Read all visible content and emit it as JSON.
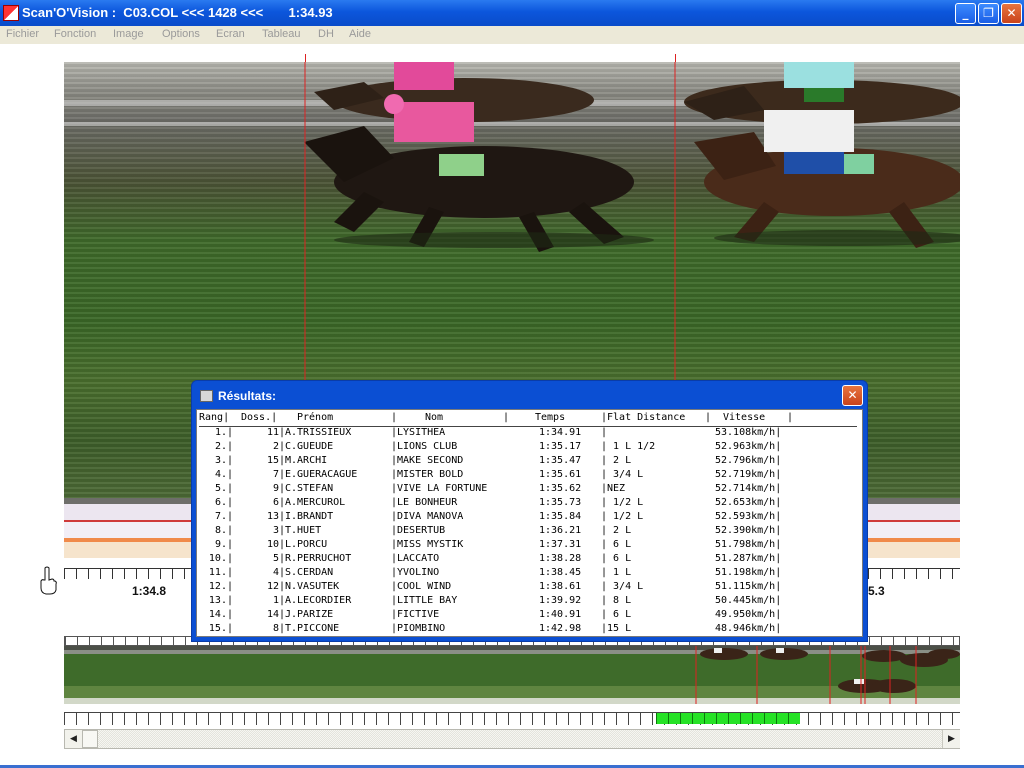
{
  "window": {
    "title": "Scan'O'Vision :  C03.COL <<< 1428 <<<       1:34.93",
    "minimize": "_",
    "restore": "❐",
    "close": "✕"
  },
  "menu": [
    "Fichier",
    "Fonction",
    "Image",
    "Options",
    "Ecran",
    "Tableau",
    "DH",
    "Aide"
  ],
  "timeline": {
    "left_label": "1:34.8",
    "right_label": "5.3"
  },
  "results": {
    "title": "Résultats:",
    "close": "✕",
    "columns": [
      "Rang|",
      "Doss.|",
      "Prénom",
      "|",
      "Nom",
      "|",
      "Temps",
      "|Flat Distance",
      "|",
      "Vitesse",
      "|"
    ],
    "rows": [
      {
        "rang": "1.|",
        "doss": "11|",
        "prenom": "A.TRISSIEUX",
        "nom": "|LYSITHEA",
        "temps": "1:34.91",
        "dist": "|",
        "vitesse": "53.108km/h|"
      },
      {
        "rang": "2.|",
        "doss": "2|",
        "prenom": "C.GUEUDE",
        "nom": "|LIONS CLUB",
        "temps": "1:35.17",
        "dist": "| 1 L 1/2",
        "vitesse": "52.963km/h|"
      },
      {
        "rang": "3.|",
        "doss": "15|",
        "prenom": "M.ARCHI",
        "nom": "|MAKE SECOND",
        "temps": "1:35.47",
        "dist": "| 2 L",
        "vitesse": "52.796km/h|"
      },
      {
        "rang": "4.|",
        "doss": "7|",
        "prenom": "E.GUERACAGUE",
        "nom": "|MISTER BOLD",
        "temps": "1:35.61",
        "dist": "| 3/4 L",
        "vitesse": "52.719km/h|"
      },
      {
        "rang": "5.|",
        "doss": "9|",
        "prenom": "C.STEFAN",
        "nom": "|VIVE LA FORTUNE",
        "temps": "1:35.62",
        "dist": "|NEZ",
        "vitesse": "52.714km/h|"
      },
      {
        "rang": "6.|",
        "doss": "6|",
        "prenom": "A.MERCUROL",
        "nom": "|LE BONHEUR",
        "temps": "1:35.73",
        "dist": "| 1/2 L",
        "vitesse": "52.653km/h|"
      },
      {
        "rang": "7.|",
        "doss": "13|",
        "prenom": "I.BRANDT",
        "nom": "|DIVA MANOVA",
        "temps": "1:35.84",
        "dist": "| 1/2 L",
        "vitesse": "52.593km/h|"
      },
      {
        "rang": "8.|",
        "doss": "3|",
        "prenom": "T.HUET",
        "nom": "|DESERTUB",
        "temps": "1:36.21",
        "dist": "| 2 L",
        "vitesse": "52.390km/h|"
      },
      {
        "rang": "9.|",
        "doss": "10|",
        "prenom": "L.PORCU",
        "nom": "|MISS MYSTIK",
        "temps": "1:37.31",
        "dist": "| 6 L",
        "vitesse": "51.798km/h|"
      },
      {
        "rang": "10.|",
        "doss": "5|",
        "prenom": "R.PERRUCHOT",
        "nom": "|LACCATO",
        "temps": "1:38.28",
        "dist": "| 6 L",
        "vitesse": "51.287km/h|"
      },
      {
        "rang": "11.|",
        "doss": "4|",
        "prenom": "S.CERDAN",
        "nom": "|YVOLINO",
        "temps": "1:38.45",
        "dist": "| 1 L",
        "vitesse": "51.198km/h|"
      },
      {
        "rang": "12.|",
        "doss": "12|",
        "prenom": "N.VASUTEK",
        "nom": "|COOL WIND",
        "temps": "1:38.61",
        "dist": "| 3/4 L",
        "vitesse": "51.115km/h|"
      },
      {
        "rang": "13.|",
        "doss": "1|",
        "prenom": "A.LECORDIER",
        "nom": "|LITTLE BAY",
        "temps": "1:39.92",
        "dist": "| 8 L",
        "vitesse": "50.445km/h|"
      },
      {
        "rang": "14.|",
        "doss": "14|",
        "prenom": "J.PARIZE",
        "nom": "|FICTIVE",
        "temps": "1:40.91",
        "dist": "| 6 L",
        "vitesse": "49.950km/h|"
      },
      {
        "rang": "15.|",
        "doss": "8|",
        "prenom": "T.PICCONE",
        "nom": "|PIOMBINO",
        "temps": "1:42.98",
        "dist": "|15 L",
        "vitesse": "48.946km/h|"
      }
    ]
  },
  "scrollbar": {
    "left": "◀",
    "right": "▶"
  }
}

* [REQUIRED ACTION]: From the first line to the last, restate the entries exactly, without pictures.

* [SOLUTION]:
Read all visible content and emit it as JSON.
{
  "window": {
    "title": "Scan'O'Vision :  C03.COL <<< 1428 <<<       1:34.93",
    "minimize": "_",
    "restore": "❐",
    "close": "✕"
  },
  "menu": [
    "Fichier",
    "Fonction",
    "Image",
    "Options",
    "Ecran",
    "Tableau",
    "DH",
    "Aide"
  ],
  "timeline": {
    "left_label": "1:34.8",
    "right_label": "5.3"
  },
  "results": {
    "title": "Résultats:",
    "close": "✕",
    "columns": [
      "Rang|",
      "Doss.|",
      "Prénom",
      "|",
      "Nom",
      "|",
      "Temps",
      "|Flat Distance",
      "|",
      "Vitesse",
      "|"
    ],
    "rows": [
      {
        "rang": "1.|",
        "doss": "11|",
        "prenom": "A.TRISSIEUX",
        "nom": "|LYSITHEA",
        "temps": "1:34.91",
        "dist": "|",
        "vitesse": "53.108km/h|"
      },
      {
        "rang": "2.|",
        "doss": "2|",
        "prenom": "C.GUEUDE",
        "nom": "|LIONS CLUB",
        "temps": "1:35.17",
        "dist": "| 1 L 1/2",
        "vitesse": "52.963km/h|"
      },
      {
        "rang": "3.|",
        "doss": "15|",
        "prenom": "M.ARCHI",
        "nom": "|MAKE SECOND",
        "temps": "1:35.47",
        "dist": "| 2 L",
        "vitesse": "52.796km/h|"
      },
      {
        "rang": "4.|",
        "doss": "7|",
        "prenom": "E.GUERACAGUE",
        "nom": "|MISTER BOLD",
        "temps": "1:35.61",
        "dist": "| 3/4 L",
        "vitesse": "52.719km/h|"
      },
      {
        "rang": "5.|",
        "doss": "9|",
        "prenom": "C.STEFAN",
        "nom": "|VIVE LA FORTUNE",
        "temps": "1:35.62",
        "dist": "|NEZ",
        "vitesse": "52.714km/h|"
      },
      {
        "rang": "6.|",
        "doss": "6|",
        "prenom": "A.MERCUROL",
        "nom": "|LE BONHEUR",
        "temps": "1:35.73",
        "dist": "| 1/2 L",
        "vitesse": "52.653km/h|"
      },
      {
        "rang": "7.|",
        "doss": "13|",
        "prenom": "I.BRANDT",
        "nom": "|DIVA MANOVA",
        "temps": "1:35.84",
        "dist": "| 1/2 L",
        "vitesse": "52.593km/h|"
      },
      {
        "rang": "8.|",
        "doss": "3|",
        "prenom": "T.HUET",
        "nom": "|DESERTUB",
        "temps": "1:36.21",
        "dist": "| 2 L",
        "vitesse": "52.390km/h|"
      },
      {
        "rang": "9.|",
        "doss": "10|",
        "prenom": "L.PORCU",
        "nom": "|MISS MYSTIK",
        "temps": "1:37.31",
        "dist": "| 6 L",
        "vitesse": "51.798km/h|"
      },
      {
        "rang": "10.|",
        "doss": "5|",
        "prenom": "R.PERRUCHOT",
        "nom": "|LACCATO",
        "temps": "1:38.28",
        "dist": "| 6 L",
        "vitesse": "51.287km/h|"
      },
      {
        "rang": "11.|",
        "doss": "4|",
        "prenom": "S.CERDAN",
        "nom": "|YVOLINO",
        "temps": "1:38.45",
        "dist": "| 1 L",
        "vitesse": "51.198km/h|"
      },
      {
        "rang": "12.|",
        "doss": "12|",
        "prenom": "N.VASUTEK",
        "nom": "|COOL WIND",
        "temps": "1:38.61",
        "dist": "| 3/4 L",
        "vitesse": "51.115km/h|"
      },
      {
        "rang": "13.|",
        "doss": "1|",
        "prenom": "A.LECORDIER",
        "nom": "|LITTLE BAY",
        "temps": "1:39.92",
        "dist": "| 8 L",
        "vitesse": "50.445km/h|"
      },
      {
        "rang": "14.|",
        "doss": "14|",
        "prenom": "J.PARIZE",
        "nom": "|FICTIVE",
        "temps": "1:40.91",
        "dist": "| 6 L",
        "vitesse": "49.950km/h|"
      },
      {
        "rang": "15.|",
        "doss": "8|",
        "prenom": "T.PICCONE",
        "nom": "|PIOMBINO",
        "temps": "1:42.98",
        "dist": "|15 L",
        "vitesse": "48.946km/h|"
      }
    ]
  },
  "scrollbar": {
    "left": "◀",
    "right": "▶"
  }
}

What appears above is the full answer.